Exercise aim: Please reproduce all the records exactly while leaving out their pictures.

(Component data from apps and pages)
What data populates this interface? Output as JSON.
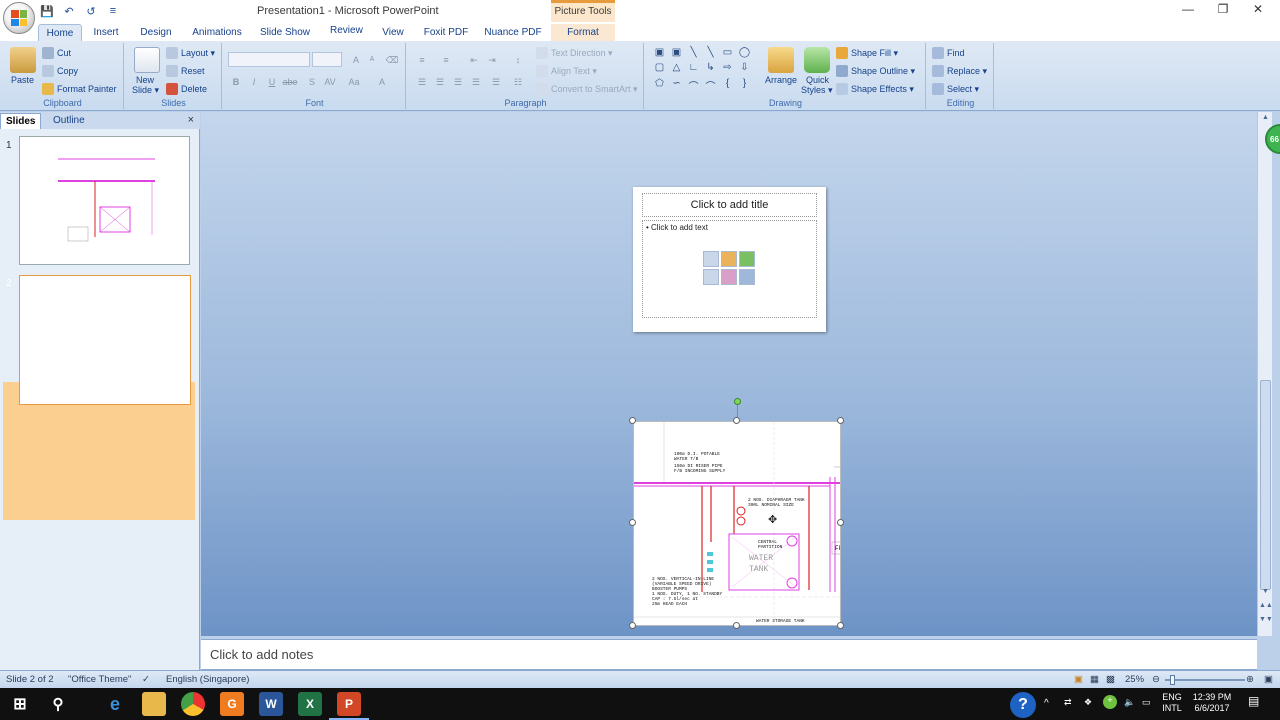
{
  "window": {
    "title": "Presentation1 - Microsoft PowerPoint",
    "context_group": "Picture Tools",
    "minimize": "—",
    "maximize": "❐",
    "close": "✕"
  },
  "quick_access": [
    "save-icon",
    "undo-icon",
    "redo-icon",
    "customize-icon"
  ],
  "tabs": [
    "Home",
    "Insert",
    "Design",
    "Animations",
    "Slide Show",
    "View",
    "Foxit PDF",
    "Nuance PDF",
    "Format"
  ],
  "ribbon": {
    "clipboard": {
      "label": "Clipboard",
      "paste": "Paste",
      "cut": "Cut",
      "copy": "Copy",
      "format_painter": "Format Painter"
    },
    "slides": {
      "label": "Slides",
      "new_slide": "New",
      "new_slide_2": "Slide ▾",
      "layout": "Layout ▾",
      "reset": "Reset",
      "delete": "Delete"
    },
    "font": {
      "label": "Font",
      "bold": "B",
      "italic": "I",
      "underline": "U",
      "strike": "abe",
      "shadow": "S",
      "spacing": "AV",
      "case": "Aa",
      "color": "A",
      "grow": "A",
      "shrink": "A"
    },
    "paragraph": {
      "label": "Paragraph",
      "text_direction": "Text Direction ▾",
      "align_text": "Align Text ▾",
      "convert_smartart": "Convert to SmartArt ▾"
    },
    "drawing": {
      "label": "Drawing",
      "arrange": "Arrange",
      "quick_styles": "Quick",
      "quick_styles_2": "Styles ▾",
      "shape_fill": "Shape Fill ▾",
      "shape_outline": "Shape Outline ▾",
      "shape_effects": "Shape Effects ▾"
    },
    "editing": {
      "label": "Editing",
      "find": "Find",
      "replace": "Replace ▾",
      "select": "Select ▾"
    }
  },
  "left_pane": {
    "tabs": [
      "Slides",
      "Outline"
    ],
    "close": "×",
    "slide_numbers": [
      "1",
      "2"
    ]
  },
  "slide": {
    "title_placeholder": "Click to add title",
    "body_placeholder": "• Click to add text"
  },
  "cad": {
    "note1": "100ø D.I. POTABLE\nWATER T/B",
    "note2": "150ø DI RISER PIPE\nF/B INCOMING SUPPLY",
    "note3": "2 NOS. DIAPHRAGM TANK\n300L NOMINAL SIZE",
    "note4": "CENTRAL\nPARTITION",
    "note5": "WATER\nTANK",
    "note6": "2 NOS. VERTICAL-IN-LINE\n(VARIABLE SPEED DRIVE)\nBOOSTER PUMPS\n1 NOS. DUTY, 1 NO. STANDBY\nCAP : 7.5l/sec at\n25m HEAD EACH",
    "note7": "WATER STORAGE TANK",
    "note8": "FF"
  },
  "badge": "66",
  "notes_placeholder": "Click to add notes",
  "status": {
    "slide_of": "Slide 2 of 2",
    "theme": "\"Office Theme\"",
    "language": "English (Singapore)",
    "zoom": "25%"
  },
  "tray": {
    "lang_1": "ENG",
    "lang_2": "INTL",
    "time": "12:39 PM",
    "date": "6/6/2017"
  },
  "taskbar_icons": [
    "windows-start-icon",
    "search-icon",
    "edge-icon",
    "file-explorer-icon",
    "chrome-icon",
    "foxit-icon",
    "word-icon",
    "excel-icon",
    "powerpoint-icon"
  ]
}
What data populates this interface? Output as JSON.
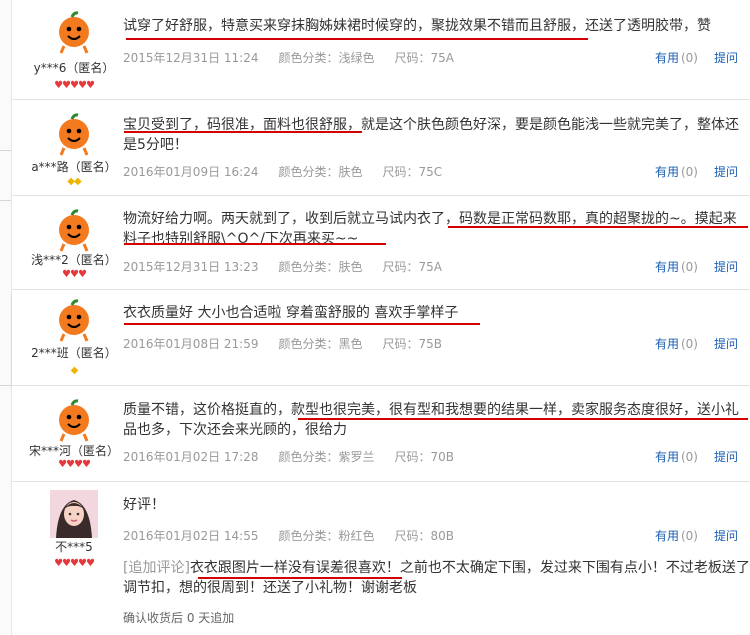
{
  "reviews": [
    {
      "user": "y***6（匿名）",
      "text": "试穿了好舒服，特意买来穿抹胸姊妹裙时候穿的，聚拢效果不错而且舒服，还送了透明胶带，赞",
      "date": "2015年12月31日 11:24",
      "color": "颜色分类：浅绿色",
      "size": "尺码：75A",
      "useful": "有用",
      "useful_count": "(0)",
      "ask": "提问",
      "badge_type": "heart",
      "badge_count": 5
    },
    {
      "user": "a***路（匿名）",
      "text": "宝贝受到了，码很准，面料也很舒服，就是这个肤色颜色好深，要是颜色能浅一些就完美了，整体还是5分吧！",
      "date": "2016年01月09日 16:24",
      "color": "颜色分类：肤色",
      "size": "尺码：75C",
      "useful": "有用",
      "useful_count": "(0)",
      "ask": "提问",
      "badge_type": "diamond",
      "badge_count": 2
    },
    {
      "user": "浅***2（匿名）",
      "text": "物流好给力啊。两天就到了，收到后就立马试内衣了，码数是正常码数耶，真的超聚拢的~。摸起来料子也特别舒服\\^O^/下次再来买~~",
      "date": "2015年12月31日 13:23",
      "color": "颜色分类：肤色",
      "size": "尺码：75A",
      "useful": "有用",
      "useful_count": "(0)",
      "ask": "提问",
      "badge_type": "heart",
      "badge_count": 3
    },
    {
      "user": "2***班（匿名）",
      "text": "衣衣质量好 大小也合适啦 穿着蛮舒服的 喜欢手掌样子",
      "date": "2016年01月08日 21:59",
      "color": "颜色分类：黑色",
      "size": "尺码：75B",
      "useful": "有用",
      "useful_count": "(0)",
      "ask": "提问",
      "badge_type": "diamond",
      "badge_count": 1
    },
    {
      "user": "宋***河（匿名）",
      "text": "质量不错，这价格挺直的，款型也很完美，很有型和我想要的结果一样，卖家服务态度很好，送小礼品也多，下次还会来光顾的，很给力",
      "date": "2016年01月02日 17:28",
      "color": "颜色分类：紫罗兰",
      "size": "尺码：70B",
      "useful": "有用",
      "useful_count": "(0)",
      "ask": "提问",
      "badge_type": "heart",
      "badge_count": 4
    },
    {
      "user": "不***5",
      "text": "好评！",
      "date": "2016年01月02日 14:55",
      "color": "颜色分类：粉红色",
      "size": "尺码：80B",
      "useful": "有用",
      "useful_count": "(0)",
      "ask": "提问",
      "badge_type": "heart",
      "badge_count": 5,
      "append_tag": "[追加评论]",
      "append_text": "衣衣跟图片一样没有误差很喜欢！之前也不太确定下围，发过来下围有点小！不过老板送了调节扣，想的很周到！还送了小礼物！谢谢老板",
      "confirm": "确认收货后 0 天追加"
    }
  ],
  "colors": {
    "link": "#1a5fb4",
    "meta": "#999999",
    "underline": "#d40000",
    "heart": "#e4393c",
    "diamond": "#f1b400",
    "avatar": "#f47a1f"
  },
  "icons": {
    "avatar": "orange-mascot-icon",
    "heart_badge": "red-heart-icon",
    "diamond_badge": "yellow-diamond-icon"
  }
}
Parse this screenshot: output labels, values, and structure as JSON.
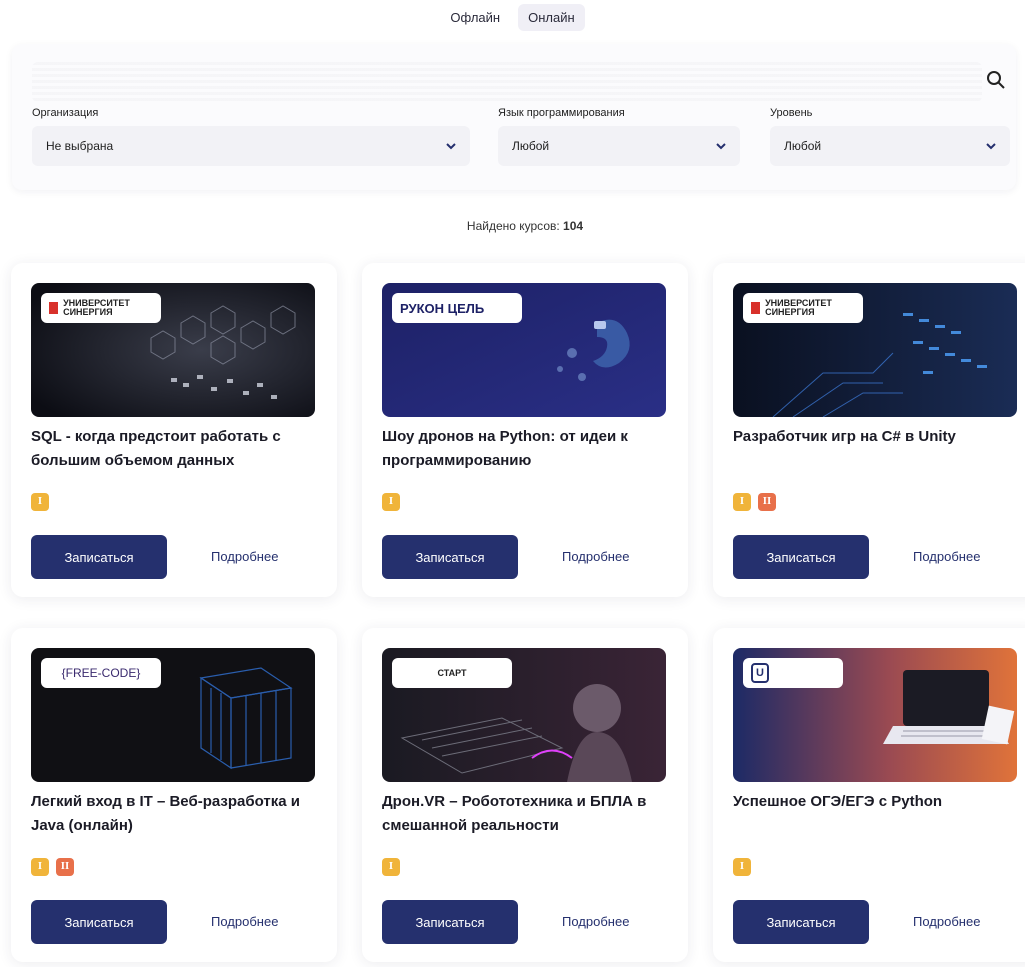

The completed task:
What data populates this interface? Output as JSON.
{
  "window": {
    "title": "Presentation1 - Microsoft PowerPoint",
    "context_group": "Picture Tools",
    "minimize": "—",
    "maximize": "❐",
    "close": "✕"
  },
  "quick_access": [
    "save-icon",
    "undo-icon",
    "redo-icon",
    "customize-icon"
  ],
  "tabs": [
    "Home",
    "Insert",
    "Design",
    "Animations",
    "Slide Show",
    "View",
    "Foxit PDF",
    "Nuance PDF",
    "Format"
  ],
  "ribbon": {
    "clipboard": {
      "label": "Clipboard",
      "paste": "Paste",
      "cut": "Cut",
      "copy": "Copy",
      "format_painter": "Format Painter"
    },
    "slides": {
      "label": "Slides",
      "new_slide": "New",
      "new_slide_2": "Slide ▾",
      "layout": "Layout ▾",
      "reset": "Reset",
      "delete": "Delete"
    },
    "font": {
      "label": "Font",
      "bold": "B",
      "italic": "I",
      "underline": "U",
      "strike": "abe",
      "shadow": "S",
      "spacing": "AV",
      "case": "Aa",
      "color": "A",
      "grow": "A",
      "shrink": "A"
    },
    "paragraph": {
      "label": "Paragraph",
      "text_direction": "Text Direction ▾",
      "align_text": "Align Text ▾",
      "convert_smartart": "Convert to SmartArt ▾"
    },
    "drawing": {
      "label": "Drawing",
      "arrange": "Arrange",
      "quick_styles": "Quick",
      "quick_styles_2": "Styles ▾",
      "shape_fill": "Shape Fill ▾",
      "shape_outline": "Shape Outline ▾",
      "shape_effects": "Shape Effects ▾"
    },
    "editing": {
      "label": "Editing",
      "find": "Find",
      "replace": "Replace ▾",
      "select": "Select ▾"
    }
  },
  "left_pane": {
    "tabs": [
      "Slides",
      "Outline"
    ],
    "close": "×",
    "slide_numbers": [
      "1",
      "2"
    ]
  },
  "slide": {
    "title_placeholder": "Click to add title",
    "body_placeholder": "• Click to add text"
  },
  "cad": {
    "note1": "100ø D.I. POTABLE\nWATER T/B",
    "note2": "150ø DI RISER PIPE\nF/B INCOMING SUPPLY",
    "note3": "2 NOS. DIAPHRAGM TANK\n300L NOMINAL SIZE",
    "note4": "CENTRAL\nPARTITION",
    "note5": "WATER\nTANK",
    "note6": "2 NOS. VERTICAL-IN-LINE\n(VARIABLE SPEED DRIVE)\nBOOSTER PUMPS\n1 NOS. DUTY, 1 NO. STANDBY\nCAP : 7.5l/sec at\n25m HEAD EACH",
    "note7": "WATER STORAGE TANK",
    "note8": "FF"
  },
  "badge": "66",
  "notes_placeholder": "Click to add notes",
  "status": {
    "slide_of": "Slide 2 of 2",
    "theme": "\"Office Theme\"",
    "language": "English (Singapore)",
    "zoom": "25%"
  },
  "tray": {
    "lang_1": "ENG",
    "lang_2": "INTL",
    "time": "12:39 PM",
    "date": "6/6/2017"
  },
  "taskbar_icons": [
    "windows-start-icon",
    "search-icon",
    "edge-icon",
    "file-explorer-icon",
    "chrome-icon",
    "foxit-icon",
    "word-icon",
    "excel-icon",
    "powerpoint-icon"
  ]
}
What data populates this interface? Output as JSON.
{
  "reviews": [
    {
      "user": "y***6（匿名）",
      "text": "试穿了好舒服，特意买来穿抹胸姊妹裙时候穿的，聚拢效果不错而且舒服，还送了透明胶带，赞",
      "date": "2015年12月31日 11:24",
      "color": "颜色分类：浅绿色",
      "size": "尺码：75A",
      "useful": "有用",
      "useful_count": "(0)",
      "ask": "提问",
      "badge_type": "heart",
      "badge_count": 5
    },
    {
      "user": "a***路（匿名）",
      "text": "宝贝受到了，码很准，面料也很舒服，就是这个肤色颜色好深，要是颜色能浅一些就完美了，整体还是5分吧！",
      "date": "2016年01月09日 16:24",
      "color": "颜色分类：肤色",
      "size": "尺码：75C",
      "useful": "有用",
      "useful_count": "(0)",
      "ask": "提问",
      "badge_type": "diamond",
      "badge_count": 2
    },
    {
      "user": "浅***2（匿名）",
      "text": "物流好给力啊。两天就到了，收到后就立马试内衣了，码数是正常码数耶，真的超聚拢的~。摸起来料子也特别舒服\\^O^/下次再来买~~",
      "date": "2015年12月31日 13:23",
      "color": "颜色分类：肤色",
      "size": "尺码：75A",
      "useful": "有用",
      "useful_count": "(0)",
      "ask": "提问",
      "badge_type": "heart",
      "badge_count": 3
    },
    {
      "user": "2***班（匿名）",
      "text": "衣衣质量好 大小也合适啦 穿着蛮舒服的 喜欢手掌样子",
      "date": "2016年01月08日 21:59",
      "color": "颜色分类：黑色",
      "size": "尺码：75B",
      "useful": "有用",
      "useful_count": "(0)",
      "ask": "提问",
      "badge_type": "diamond",
      "badge_count": 1
    },
    {
      "user": "宋***河（匿名）",
      "text": "质量不错，这价格挺直的，款型也很完美，很有型和我想要的结果一样，卖家服务态度很好，送小礼品也多，下次还会来光顾的，很给力",
      "date": "2016年01月02日 17:28",
      "color": "颜色分类：紫罗兰",
      "size": "尺码：70B",
      "useful": "有用",
      "useful_count": "(0)",
      "ask": "提问",
      "badge_type": "heart",
      "badge_count": 4
    },
    {
      "user": "不***5",
      "text": "好评！",
      "date": "2016年01月02日 14:55",
      "color": "颜色分类：粉红色",
      "size": "尺码：80B",
      "useful": "有用",
      "useful_count": "(0)",
      "ask": "提问",
      "badge_type": "heart",
      "badge_count": 5,
      "append_tag": "[追加评论]",
      "append_text": "衣衣跟图片一样没有误差很喜欢！之前也不太确定下围，发过来下围有点小！不过老板送了调节扣，想的很周到！还送了小礼物！谢谢老板",
      "confirm": "确认收货后 0 天追加"
    }
  ],
  "colors": {
    "link": "#1a5fb4",
    "meta": "#999999",
    "underline": "#d40000",
    "heart": "#e4393c",
    "diamond": "#f1b400",
    "avatar": "#f47a1f"
  },
  "icons": {
    "avatar": "orange-mascot-icon",
    "heart_badge": "red-heart-icon",
    "diamond_badge": "yellow-diamond-icon"
  }
}
Parse this screenshot: output labels, values, and structure as JSON.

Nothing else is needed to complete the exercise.